Verlander's bread and butter is still his mid-to-upper 90s fastball, which he throws for more than half of his pitches. He mixes in a slider and a power curveball, but the changeup remains a work in progress. He threw three in a row Monday to the Mets' Brandon Nimmo. That's something he normally wouldn't do in a regular game, but he threw a good one and wanted some repetition.
Verlander said tinkering with a split-fingered grip might have helped him get a feeling of getting back on top of the ball. But the key is how he releases the ball, because that creates the action and differential in speed he is looking for.
"The changeup is still a mental grind for him, because he wants it to be perfect, like a lot of his other pitches," Astros manager A.J. Hinch said. "Anytime there's separation from your second- or third-best pitch to your fourth-best pitch, there can be a little bit of angst when it comes to not executing it perfectly."
In addition to the changeup, Verlander wants to work on spinning his curveball better this spring and making strides forward with his slider. He's made a few adjustments recently on how he works his hands throughout his delivery.
"The first few pitches you kind of get out of your regular game plan and you kind of try to do a little bit too much, because it's the first time in a competitive situation, and then you kind of settle down," he said. "What I was really most pleased about is how the ball was coming out of my hand when I settled in and tried to pitch and hit my spots. It was still coming out pretty good. It was a great sign for me."
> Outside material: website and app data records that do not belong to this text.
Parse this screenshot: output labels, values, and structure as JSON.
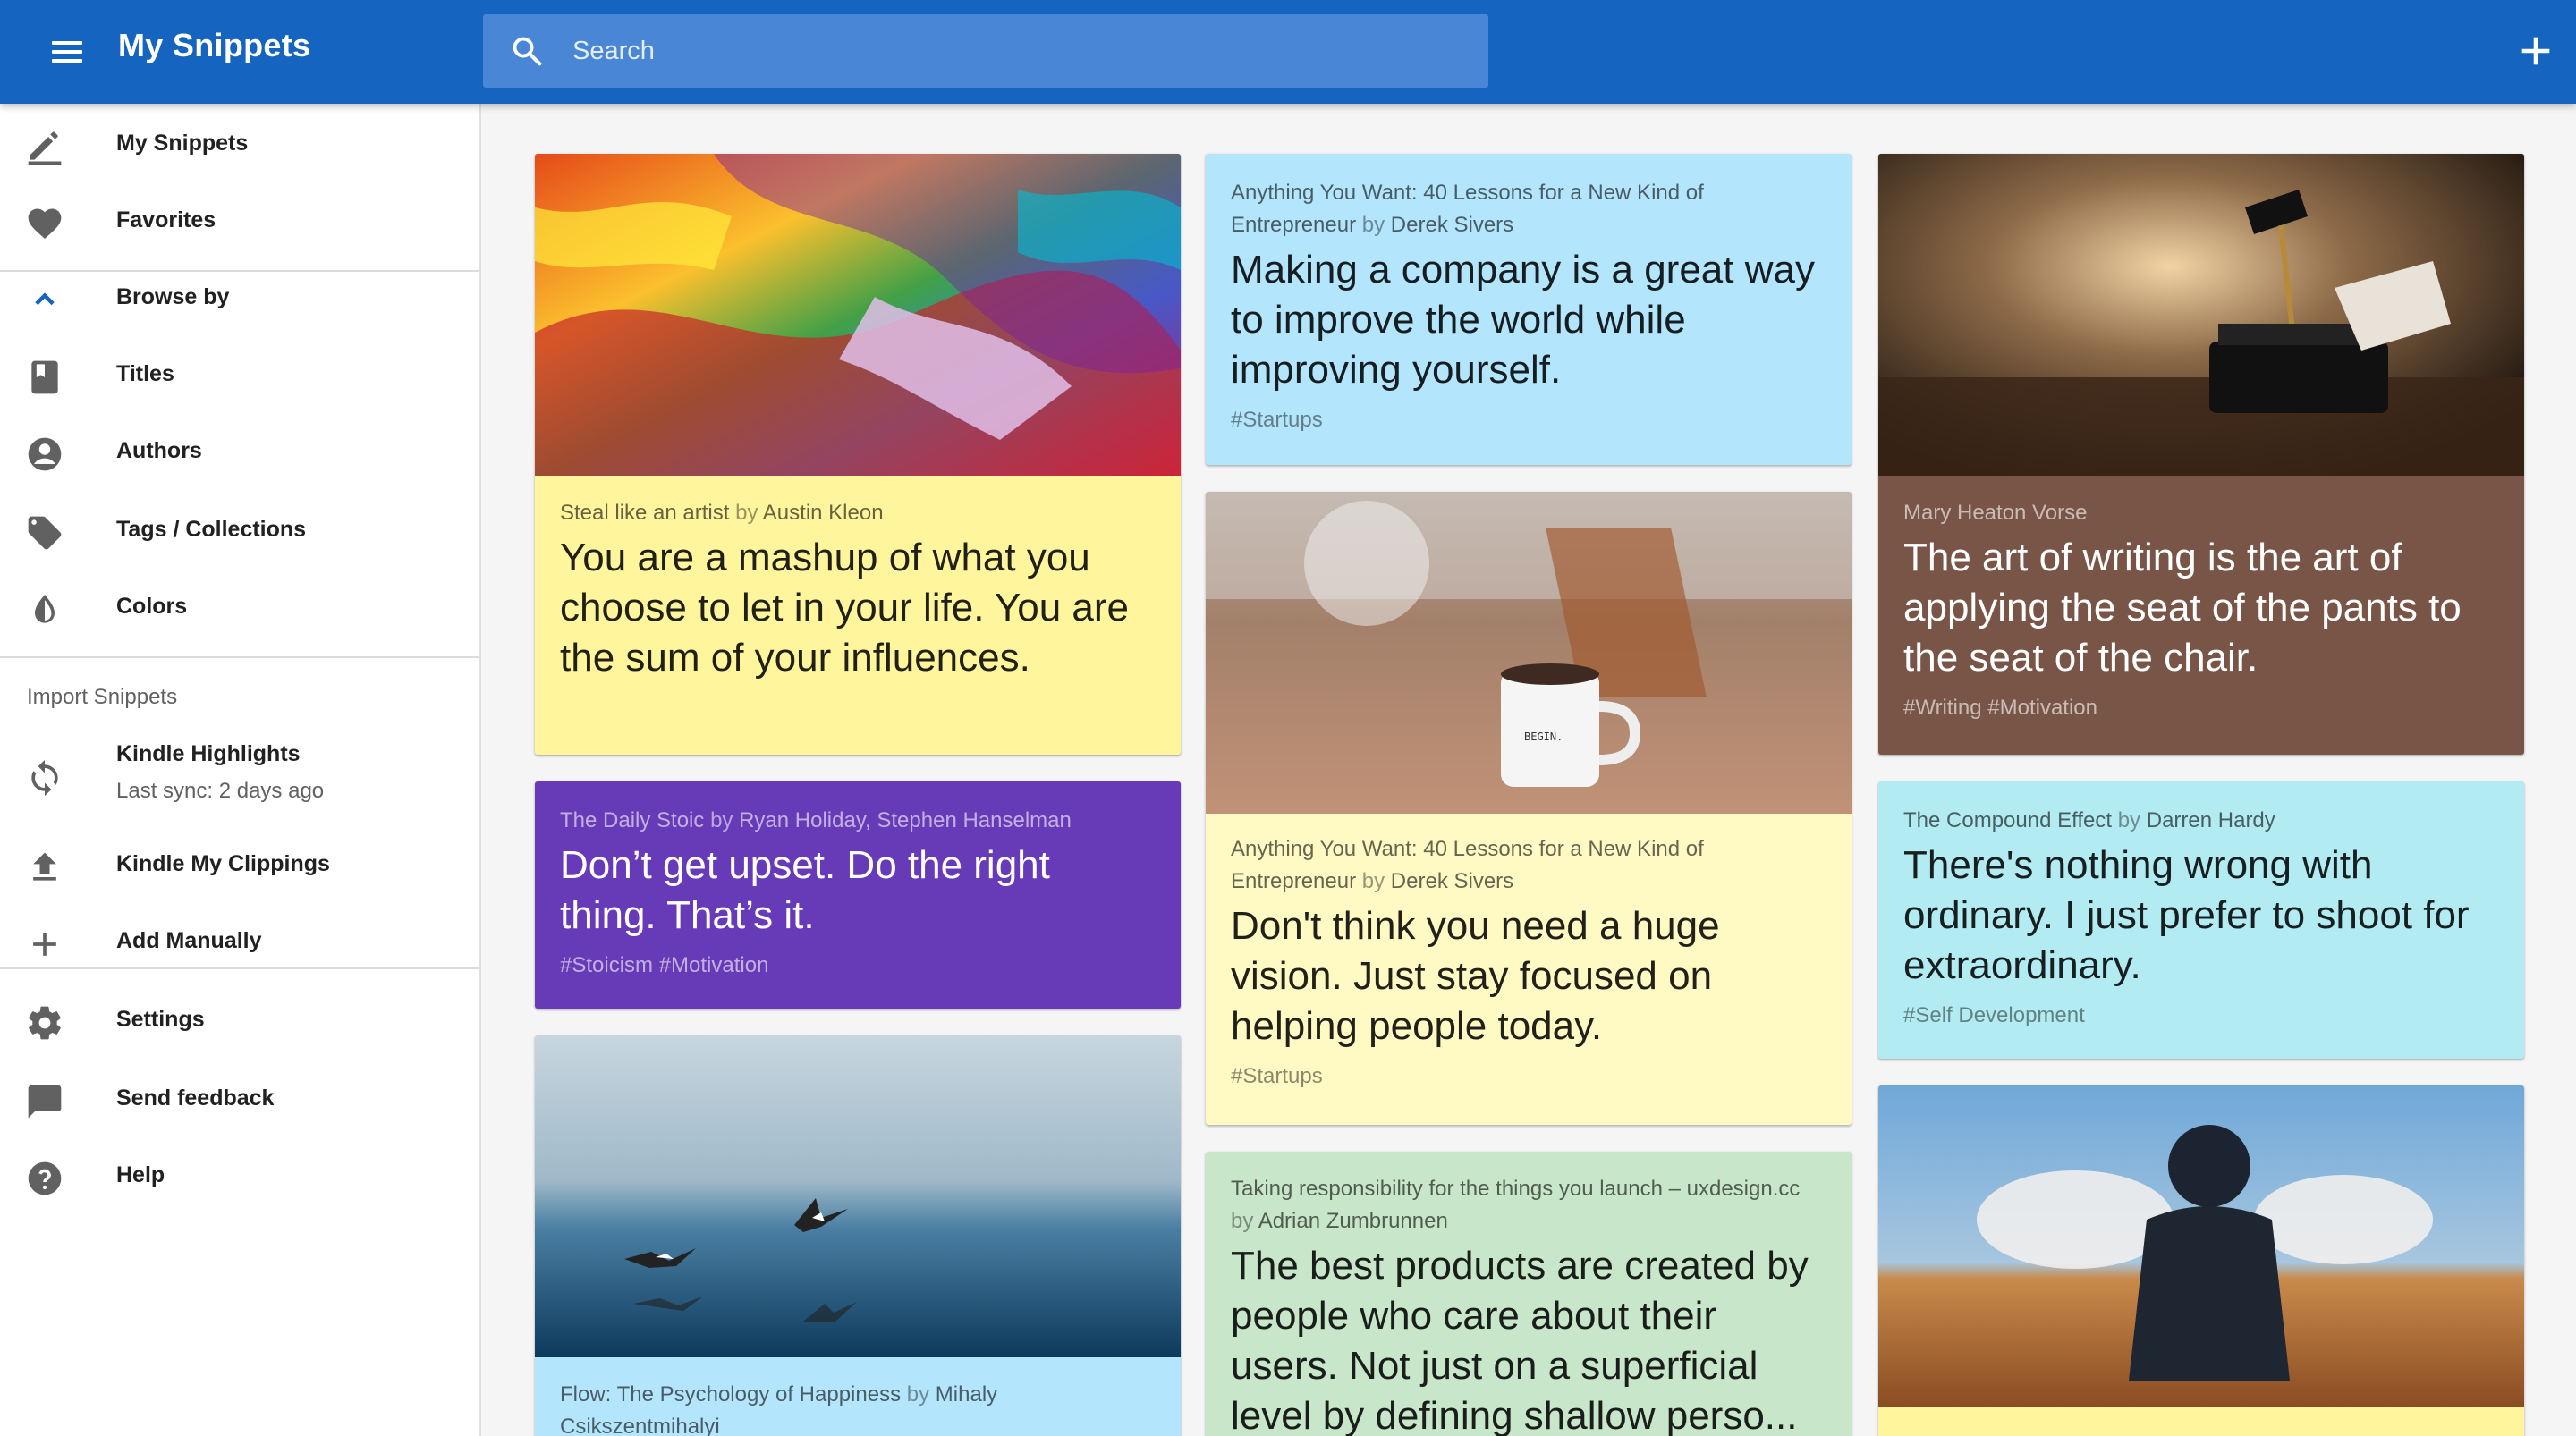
{
  "app": {
    "title": "My Snippets"
  },
  "search": {
    "placeholder": "Search"
  },
  "sidebar": {
    "my_snippets": "My Snippets",
    "favorites": "Favorites",
    "browse_by": "Browse by",
    "titles": "Titles",
    "authors": "Authors",
    "tags": "Tags / Collections",
    "colors": "Colors",
    "import_section": "Import Snippets",
    "kindle_highlights": "Kindle Highlights",
    "last_sync": "Last sync: 2 days ago",
    "kindle_clippings": "Kindle My Clippings",
    "add_manually": "Add Manually",
    "settings": "Settings",
    "send_feedback": "Send feedback",
    "help": "Help"
  },
  "cards": [
    {
      "title": "Steal like an artist",
      "by": "by",
      "author": "Austin Kleon",
      "quote": "You are a mashup of what you choose to let in your life. You are the sum of your influences.",
      "tags": "",
      "color": "#fff59d"
    },
    {
      "title": "The Daily Stoic",
      "by": "by",
      "author": "Ryan Holiday, Stephen Hanselman",
      "quote": "Don’t get upset. Do the right thing. That’s it.",
      "tags": "#Stoicism #Motivation",
      "color": "#673ab7"
    },
    {
      "title": "Flow: The Psychology of Happiness",
      "by": "by",
      "author": "Mihaly Csikszentmihalyi",
      "quote": "",
      "tags": "",
      "color": "#b3e5fc"
    },
    {
      "title": "Anything You Want: 40 Lessons for a New Kind of Entrepreneur",
      "by": "by",
      "author": "Derek Sivers",
      "quote": "Making a company is a great way to improve the world while improving yourself.",
      "tags": "#Startups",
      "color": "#b3e5fc"
    },
    {
      "title": "Anything You Want: 40 Lessons for a New Kind of Entrepreneur",
      "by": "by",
      "author": "Derek Sivers",
      "quote": "Don't think you need a huge vision. Just stay focused on helping people today.",
      "tags": "#Startups",
      "color": "#fff9c4"
    },
    {
      "title": "Taking responsibility for the things you launch – uxdesign.cc",
      "by": "by",
      "author": "Adrian Zumbrunnen",
      "quote": "The best products are created by people who care about their users. Not just on a superficial level by defining shallow perso...",
      "tags": "",
      "color": "#c8e6c9"
    },
    {
      "title": "",
      "by": "",
      "author": "Mary Heaton Vorse",
      "quote": "The art of writing is the art of applying the seat of the pants to the seat of the chair.",
      "tags": "#Writing #Motivation",
      "color": "#795548"
    },
    {
      "title": "The Compound Effect",
      "by": "by",
      "author": "Darren Hardy",
      "quote": "There's nothing wrong with ordinary. I just prefer to shoot for extraordinary.",
      "tags": "#Self Development",
      "color": "#b2ebf2"
    },
    {
      "title": "",
      "by": "",
      "author": "",
      "quote": "",
      "tags": "",
      "color": "#fff59d"
    }
  ],
  "colors": {
    "appbar": "#1565c0",
    "search": "#4a86d6",
    "sidebar_bg": "#ffffff",
    "content_bg": "#f5f5f5"
  },
  "icons": {
    "menu": "menu-icon",
    "search": "search-icon",
    "add": "add-icon",
    "my_snippets": "pencil-icon",
    "favorites": "heart-icon",
    "browse_by": "chevron-up-icon",
    "titles": "book-icon",
    "authors": "account-circle-icon",
    "tags": "tag-icon",
    "colors": "color-drop-icon",
    "kindle_highlights": "sync-icon",
    "kindle_clippings": "upload-icon",
    "add_manually": "plus-icon",
    "settings": "gear-icon",
    "send_feedback": "chat-bubble-icon",
    "help": "help-circle-icon"
  }
}
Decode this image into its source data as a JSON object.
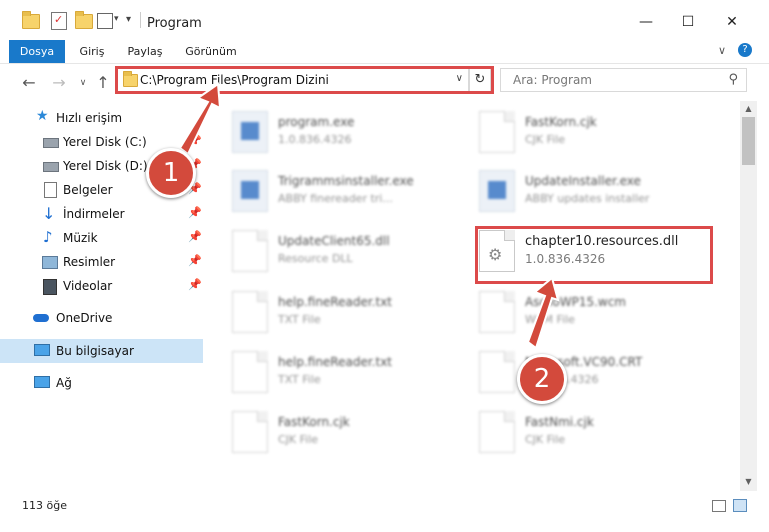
{
  "window": {
    "title": "Program"
  },
  "ribbon": {
    "tabs": [
      "Dosya",
      "Giriş",
      "Paylaş",
      "Görünüm"
    ]
  },
  "address": {
    "path": "C:\\Program Files\\Program Dizini"
  },
  "search": {
    "placeholder": "Ara: Program"
  },
  "sidebar": {
    "items": [
      {
        "label": "Hızlı erişim",
        "icon": "star-icon"
      },
      {
        "label": "Yerel Disk (C:)",
        "icon": "drive-icon",
        "pinned": true
      },
      {
        "label": "Yerel Disk (D:)",
        "icon": "drive-icon",
        "pinned": true
      },
      {
        "label": "Belgeler",
        "icon": "documents-icon",
        "pinned": true
      },
      {
        "label": "İndirmeler",
        "icon": "downloads-icon",
        "pinned": true
      },
      {
        "label": "Müzik",
        "icon": "music-icon",
        "pinned": true
      },
      {
        "label": "Resimler",
        "icon": "pictures-icon",
        "pinned": true
      },
      {
        "label": "Videolar",
        "icon": "videos-icon",
        "pinned": true
      },
      {
        "label": "OneDrive",
        "icon": "cloud-icon"
      },
      {
        "label": "Bu bilgisayar",
        "icon": "computer-icon",
        "selected": true
      },
      {
        "label": "Ağ",
        "icon": "network-icon"
      }
    ]
  },
  "files": [
    {
      "name": "program.exe",
      "sub": "1.0.836.4326"
    },
    {
      "name": "FastKorn.cjk",
      "sub": "CJK File"
    },
    {
      "name": "Trigrammsinstaller.exe",
      "sub": "ABBY finereader tri..."
    },
    {
      "name": "UpdateInstaller.exe",
      "sub": "ABBY updates installer"
    },
    {
      "name": "UpdateClient65.dll",
      "sub": "Resource DLL"
    },
    {
      "name": "chapter10.resources.dll",
      "sub": "1.0.836.4326"
    },
    {
      "name": "help.fineReader.txt",
      "sub": "TXT File"
    },
    {
      "name": "AsdToWP15.wcm",
      "sub": "WCM File"
    },
    {
      "name": "help.fineReader.txt",
      "sub": "TXT File"
    },
    {
      "name": "Microsoft.VC90.CRT",
      "sub": "1.0.836.4326"
    },
    {
      "name": "FastKorn.cjk",
      "sub": "CJK File"
    },
    {
      "name": "FastNmi.cjk",
      "sub": "CJK File"
    }
  ],
  "status": {
    "item_count": "113 öğe"
  },
  "callouts": [
    "1",
    "2"
  ],
  "colors": {
    "accent": "#1979ca",
    "highlight": "#dc4a4a",
    "callout": "#d34a3c"
  }
}
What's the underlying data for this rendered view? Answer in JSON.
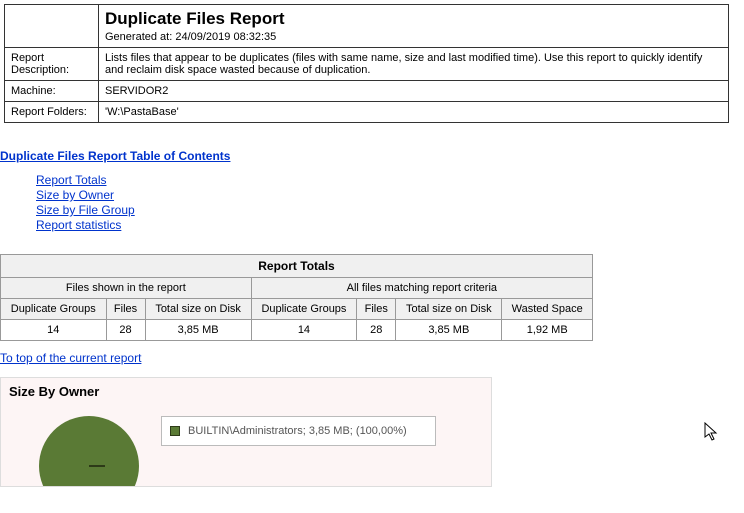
{
  "header": {
    "title": "Duplicate Files Report",
    "generated_label": "Generated at:",
    "generated_at": "24/09/2019 08:32:35"
  },
  "info_rows": {
    "description_label": "Report Description:",
    "description_value": "Lists files that appear to be duplicates (files with same name, size and last modified time). Use this report to quickly identify and reclaim disk space wasted because of duplication.",
    "machine_label": "Machine:",
    "machine_value": "SERVIDOR2",
    "folders_label": "Report Folders:",
    "folders_value": "'W:\\PastaBase'"
  },
  "toc": {
    "title": "Duplicate Files Report Table of Contents",
    "items": [
      "Report Totals",
      "Size by Owner",
      "Size by File Group",
      "Report statistics"
    ]
  },
  "totals": {
    "section_title": "Report Totals",
    "group_left": "Files shown in the report",
    "group_right": "All files matching report criteria",
    "headers": {
      "dup_groups": "Duplicate Groups",
      "files": "Files",
      "total_size": "Total size on Disk",
      "wasted": "Wasted Space"
    },
    "left": {
      "dup_groups": "14",
      "files": "28",
      "total_size": "3,85 MB"
    },
    "right": {
      "dup_groups": "14",
      "files": "28",
      "total_size": "3,85 MB",
      "wasted": "1,92 MB"
    }
  },
  "nav": {
    "to_top": "To top of the current report"
  },
  "owner": {
    "title": "Size By Owner",
    "legend_text": "BUILTIN\\Administrators; 3,85 MB; (100,00%)"
  },
  "chart_data": {
    "type": "pie",
    "title": "Size By Owner",
    "series": [
      {
        "name": "BUILTIN\\Administrators",
        "value_mb": 3.85,
        "percent": 100.0
      }
    ]
  }
}
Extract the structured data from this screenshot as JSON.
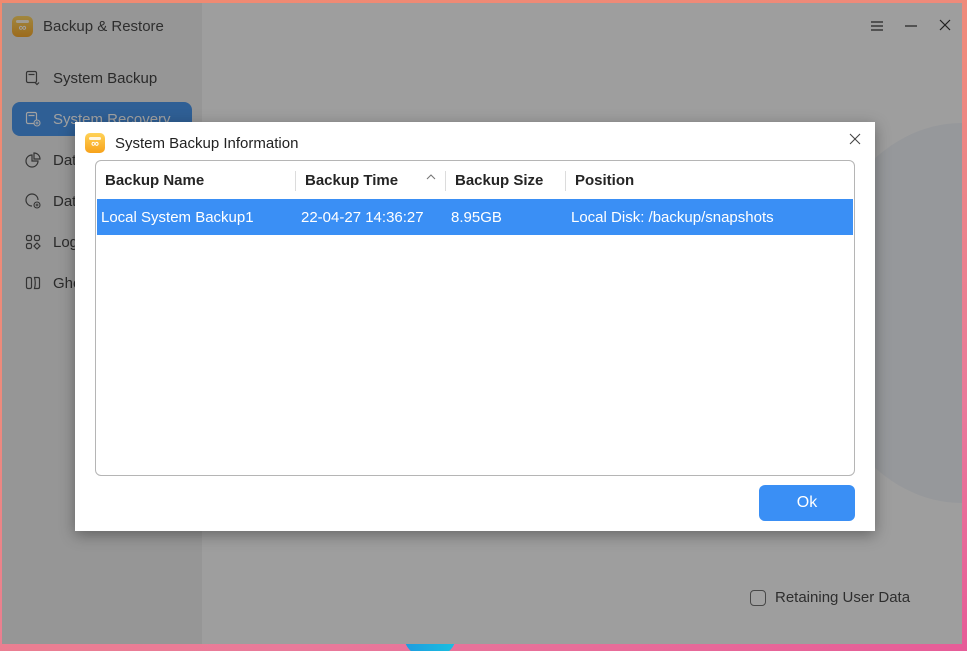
{
  "app": {
    "title": "Backup & Restore"
  },
  "window_controls": {
    "menu_icon": "hamburger-menu-icon",
    "minimize_icon": "minimize-icon",
    "close_icon": "close-icon"
  },
  "sidebar": {
    "items": [
      {
        "label": "System Backup",
        "icon": "system-backup-icon",
        "active": false
      },
      {
        "label": "System Recovery",
        "icon": "system-recovery-icon",
        "active": true
      },
      {
        "label": "Data Backup",
        "icon": "data-backup-icon",
        "active": false
      },
      {
        "label": "Data Recovery",
        "icon": "data-recovery-icon",
        "active": false
      },
      {
        "label": "Log",
        "icon": "log-icon",
        "active": false
      },
      {
        "label": "Ghost",
        "icon": "ghost-icon",
        "active": false
      }
    ]
  },
  "main": {
    "retain_user_data_label": "Retaining User Data",
    "retain_user_data_checked": false
  },
  "dialog": {
    "title": "System Backup Information",
    "table": {
      "columns": [
        {
          "label": "Backup Name"
        },
        {
          "label": "Backup Time",
          "sort": "ascending"
        },
        {
          "label": "Backup Size"
        },
        {
          "label": "Position"
        }
      ],
      "rows": [
        {
          "name": "Local System Backup1",
          "time": "22-04-27 14:36:27",
          "size": "8.95GB",
          "position": "Local Disk: /backup/snapshots",
          "selected": true
        }
      ]
    },
    "ok_label": "Ok"
  },
  "colors": {
    "accent": "#3a8ff5",
    "sidebar_active": "#3b8dea"
  }
}
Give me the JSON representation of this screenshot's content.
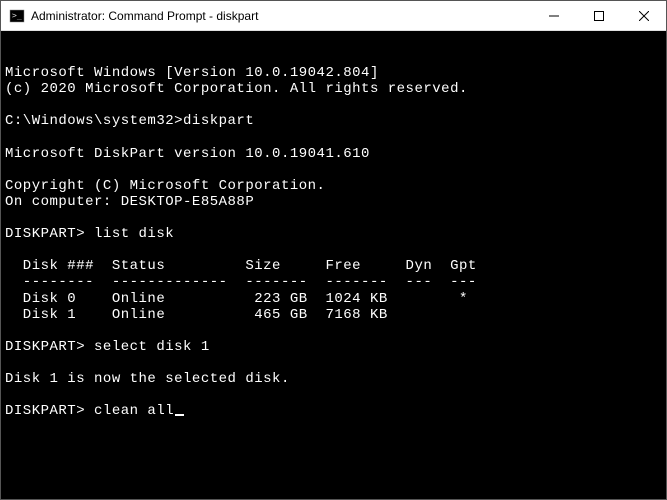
{
  "titlebar": {
    "title": "Administrator: Command Prompt - diskpart"
  },
  "terminal": {
    "lines": [
      "Microsoft Windows [Version 10.0.19042.804]",
      "(c) 2020 Microsoft Corporation. All rights reserved.",
      "",
      "C:\\Windows\\system32>diskpart",
      "",
      "Microsoft DiskPart version 10.0.19041.610",
      "",
      "Copyright (C) Microsoft Corporation.",
      "On computer: DESKTOP-E85A88P",
      "",
      "DISKPART> list disk",
      "",
      "  Disk ###  Status         Size     Free     Dyn  Gpt",
      "  --------  -------------  -------  -------  ---  ---",
      "  Disk 0    Online          223 GB  1024 KB        *",
      "  Disk 1    Online          465 GB  7168 KB",
      "",
      "DISKPART> select disk 1",
      "",
      "Disk 1 is now the selected disk.",
      "",
      "DISKPART> clean all"
    ],
    "has_cursor": true
  }
}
Brian McTaggart has covered the Astros since 2004, and for MLB.com since 2009. Follow @brianmctaggart on Twitter and listen to his podcast.